Copy out each line of the listing below where the string "JSON" appears.

───── Source records

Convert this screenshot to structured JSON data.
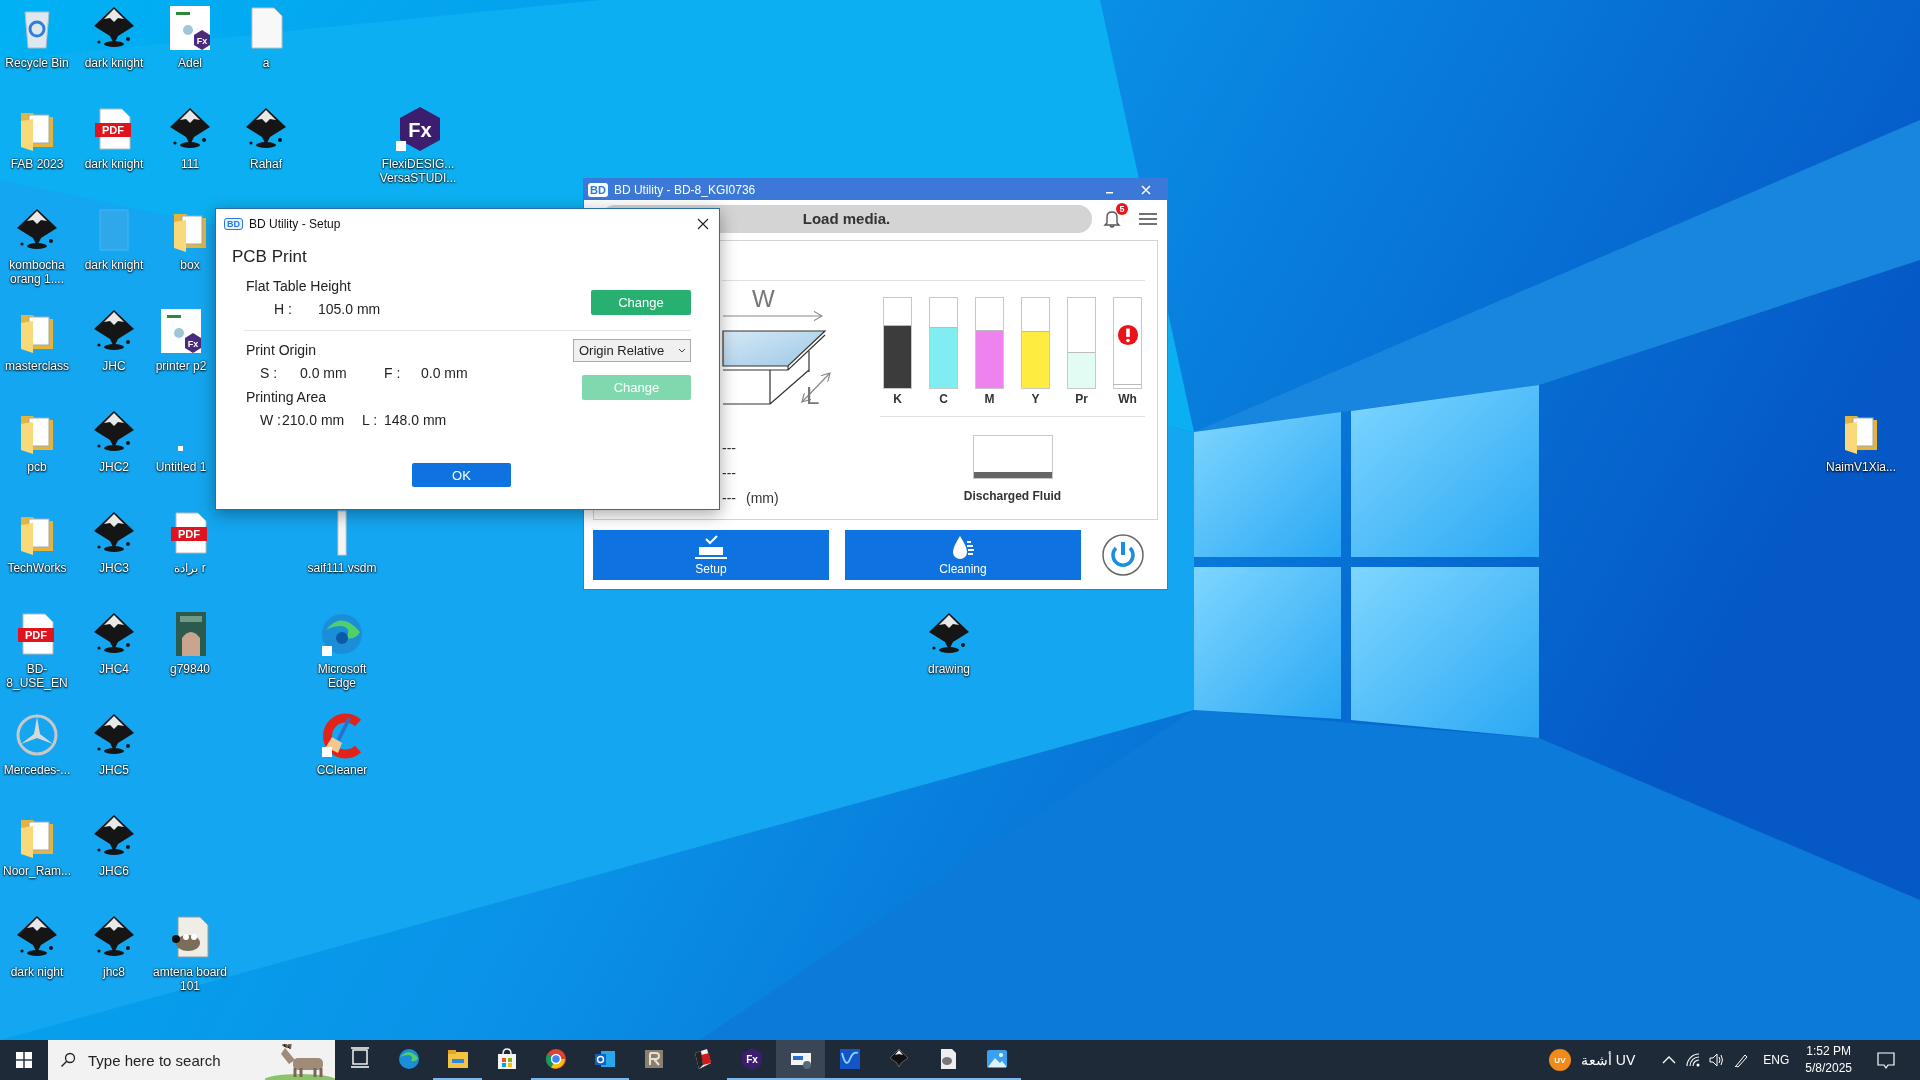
{
  "desktop_icons": [
    {
      "label": "Recycle Bin",
      "kind": "recycle"
    },
    {
      "label": "FAB 2023",
      "kind": "folder"
    },
    {
      "label": "kombocha orang 1....",
      "kind": "inkscape"
    },
    {
      "label": "masterclass",
      "kind": "folder"
    },
    {
      "label": "pcb",
      "kind": "folder"
    },
    {
      "label": "TechWorks",
      "kind": "folder"
    },
    {
      "label": "BD-8_USE_EN",
      "kind": "pdf",
      "badge": "PDF"
    },
    {
      "label": "Mercedes-...",
      "kind": "star"
    },
    {
      "label": "Noor_Ram...",
      "kind": "folder"
    },
    {
      "label": "dark night",
      "kind": "inkscape"
    },
    {
      "label": "dark knight",
      "kind": "inkscape"
    },
    {
      "label": "dark knight",
      "kind": "pdf",
      "badge": "PDF"
    },
    {
      "label": "dark knight",
      "kind": "faded"
    },
    {
      "label": "JHC",
      "kind": "inkscape"
    },
    {
      "label": "JHC2",
      "kind": "inkscape"
    },
    {
      "label": "JHC3",
      "kind": "inkscape"
    },
    {
      "label": "JHC4",
      "kind": "inkscape"
    },
    {
      "label": "JHC5",
      "kind": "inkscape"
    },
    {
      "label": "JHC6",
      "kind": "inkscape"
    },
    {
      "label": "jhc8",
      "kind": "inkscape"
    },
    {
      "label": "Adel",
      "kind": "docfx",
      "badge": "Fx"
    },
    {
      "label": "111",
      "kind": "inkscape"
    },
    {
      "label": "box",
      "kind": "folder"
    },
    {
      "label": "printer p2",
      "kind": "docfx",
      "badge": "Fx"
    },
    {
      "label": "Untitled 1",
      "kind": "dot"
    },
    {
      "label": "برادة r",
      "kind": "pdf",
      "badge": "PDF"
    },
    {
      "label": "g79840"
    },
    {
      "label": "amtena board 101",
      "kind": "gimp"
    },
    {
      "label": "a",
      "kind": "blank"
    },
    {
      "label": "Rahaf",
      "kind": "inkscape"
    },
    {
      "label": "saif111.vsdm",
      "kind": "vsdm"
    },
    {
      "label": "Microsoft Edge",
      "kind": "edge"
    },
    {
      "label": "CCleaner",
      "kind": "ccleaner"
    },
    {
      "label": "FlexiDESIG... VersaSTUDI...",
      "kind": "fxapp",
      "badge": "Fx"
    },
    {
      "label": "drawing",
      "kind": "inkscape"
    },
    {
      "label": "NaimV1Xia...",
      "kind": "folder"
    }
  ],
  "bd_window": {
    "app_icon": "BD",
    "title": "BD Utility - BD-8_KGI0736",
    "status": "Load media.",
    "notifications": "5",
    "diagram": {
      "width_label": "W",
      "length_label": "L",
      "readings": [
        "---",
        "---",
        "---"
      ],
      "unit": "(mm)"
    },
    "inks": [
      {
        "name": "K",
        "color": "#3c3c3c",
        "level": 0.7,
        "error": false
      },
      {
        "name": "C",
        "color": "#80eef0",
        "level": 0.68,
        "error": false
      },
      {
        "name": "M",
        "color": "#ee82ee",
        "level": 0.65,
        "error": false
      },
      {
        "name": "Y",
        "color": "#ffec40",
        "level": 0.63,
        "error": false
      },
      {
        "name": "Pr",
        "color": "#e2fcf4",
        "level": 0.4,
        "error": false
      },
      {
        "name": "Wh",
        "color": "#ffffff",
        "level": 0.05,
        "error": true
      }
    ],
    "discharged": {
      "label": "Discharged Fluid"
    },
    "buttons": [
      {
        "label": "Setup",
        "kind": "setup"
      },
      {
        "label": "Cleaning",
        "kind": "cleaning"
      }
    ]
  },
  "setup_dialog": {
    "app_icon": "BD",
    "title": "BD Utility - Setup",
    "heading": "PCB Print",
    "flat_table": {
      "label": "Flat Table Height",
      "key": "H :",
      "value": "105.0 mm",
      "button": {
        "label": "Change",
        "disabled": false
      }
    },
    "print_origin": {
      "label": "Print Origin",
      "dropdown": "Origin Relative",
      "s_key": "S :",
      "s_value": "0.0 mm",
      "f_key": "F :",
      "f_value": "0.0 mm",
      "button": {
        "label": "Change",
        "disabled": true
      }
    },
    "printing_area": {
      "label": "Printing Area",
      "w_key": "W :",
      "w_value": "210.0 mm",
      "l_key": "L :",
      "l_value": "148.0 mm"
    },
    "ok": "OK"
  },
  "taskbar": {
    "search_placeholder": "Type here to search",
    "apps": [
      {
        "kind": "taskview",
        "running": false,
        "selected": false
      },
      {
        "kind": "edge",
        "running": false,
        "selected": false
      },
      {
        "kind": "explorer",
        "running": true,
        "selected": false
      },
      {
        "kind": "store",
        "running": false,
        "selected": false
      },
      {
        "kind": "chrome",
        "running": true,
        "selected": false
      },
      {
        "kind": "outlook",
        "running": true,
        "selected": false
      },
      {
        "kind": "rapp",
        "running": false,
        "selected": false
      },
      {
        "kind": "redapp",
        "running": false,
        "selected": false
      },
      {
        "kind": "fx",
        "running": true,
        "selected": false,
        "badge": "Fx"
      },
      {
        "kind": "bd",
        "running": true,
        "selected": true
      },
      {
        "kind": "wave",
        "running": true,
        "selected": false
      },
      {
        "kind": "inkscape",
        "running": true,
        "selected": false
      },
      {
        "kind": "gimp",
        "running": true,
        "selected": false
      },
      {
        "kind": "photos",
        "running": true,
        "selected": false
      }
    ],
    "tray": {
      "badge": "UV",
      "label": "أشعة UV",
      "language": "ENG",
      "time": "1:52 PM",
      "date": "5/8/2025"
    }
  }
}
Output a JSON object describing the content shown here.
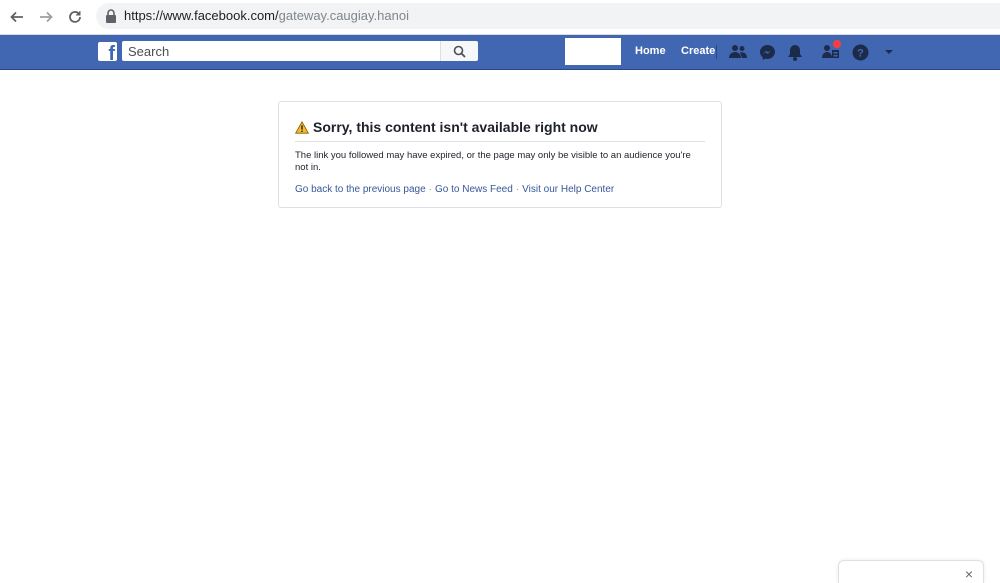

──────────

Result for this exercise ->
Convert this screenshot to structured JSON data.
Output a JSON object describing the content shown here.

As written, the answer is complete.